**MDPI and ACS Style**

Ishak, M.H.H.; Ismail, F.; Che Mat, S.; Abdullah, M.Z.; Abdul Aziz, M.S.; Idroas, M.Y.
Numerical Analysis of Nozzle Flow and Spray Characteristics from Different Nozzles Using Diesel and Biofuel Blends. *Energies* **2019**, *12*, 281.
https://doi.org/10.3390/en12020281

**AMA Style**

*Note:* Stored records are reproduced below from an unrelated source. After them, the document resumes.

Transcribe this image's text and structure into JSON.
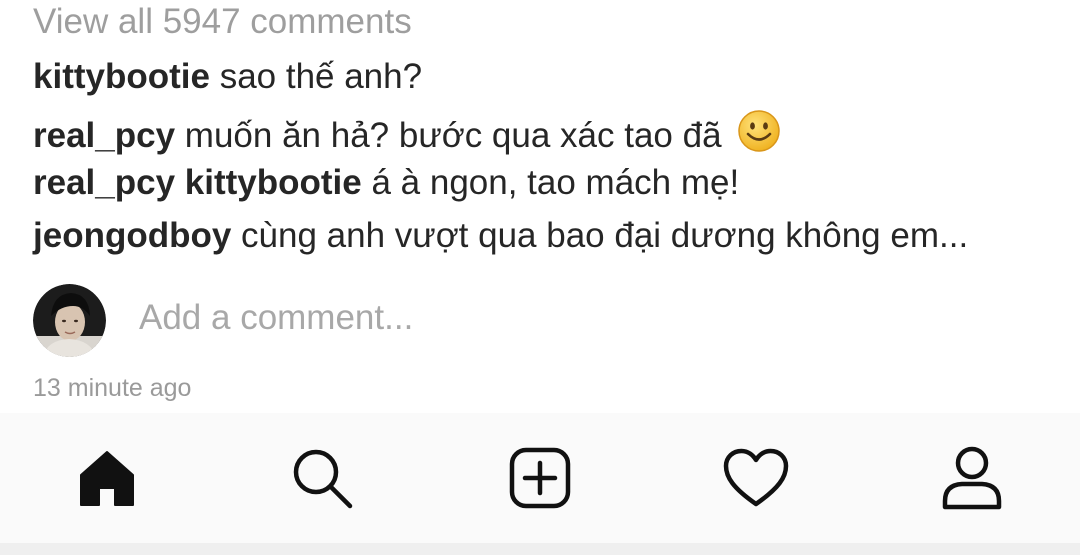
{
  "comments_link": "View all 5947 comments",
  "comments": [
    {
      "user": "kittybootie",
      "mention": "",
      "text": "sao thế anh?"
    },
    {
      "user": "real_pcy",
      "mention": "",
      "text": "muốn ăn hả? bước qua xác tao đã"
    },
    {
      "user": "real_pcy",
      "mention": "kittybootie",
      "text": "á à ngon, tao mách mẹ!"
    },
    {
      "user": "jeongodboy",
      "mention": "",
      "text": "cùng anh vượt qua bao đại dương không em..."
    }
  ],
  "add_comment": {
    "placeholder": "Add a comment...",
    "value": ""
  },
  "timestamp": "13 minute ago",
  "nav": {
    "items": [
      {
        "icon": "home-icon",
        "active": true
      },
      {
        "icon": "search-icon",
        "active": false
      },
      {
        "icon": "add-post-icon",
        "active": false
      },
      {
        "icon": "heart-icon",
        "active": false
      },
      {
        "icon": "profile-icon",
        "active": false
      }
    ]
  },
  "colors": {
    "text": "#262626",
    "muted": "#9e9e9e",
    "navbar_bg": "#fafafa",
    "emoji_yellow": "#f7c33a"
  }
}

Ishak MHH, Ismail F, Che Mat S, Abdullah MZ, Abdul Aziz MS, Idroas MY.
Numerical Analysis of Nozzle Flow and Spray Characteristics from Different Nozzles Using Diesel and Biofuel Blends. *Energies*. 2019; 12(2):281.
https://doi.org/10.3390/en12020281

**Chicago/Turabian Style**

Ishak, M.H.H., Farzad Ismail, Sharzali Che Mat, M.Z. Abdullah, M.S. Abdul Aziz, and M.Y. Idroas.
2019. "Numerical Analysis of Nozzle Flow and Spray Characteristics from Different Nozzles Using Diesel and Biofuel Blends" *Energies* 12, no. 2: 281.
https://doi.org/10.3390/en12020281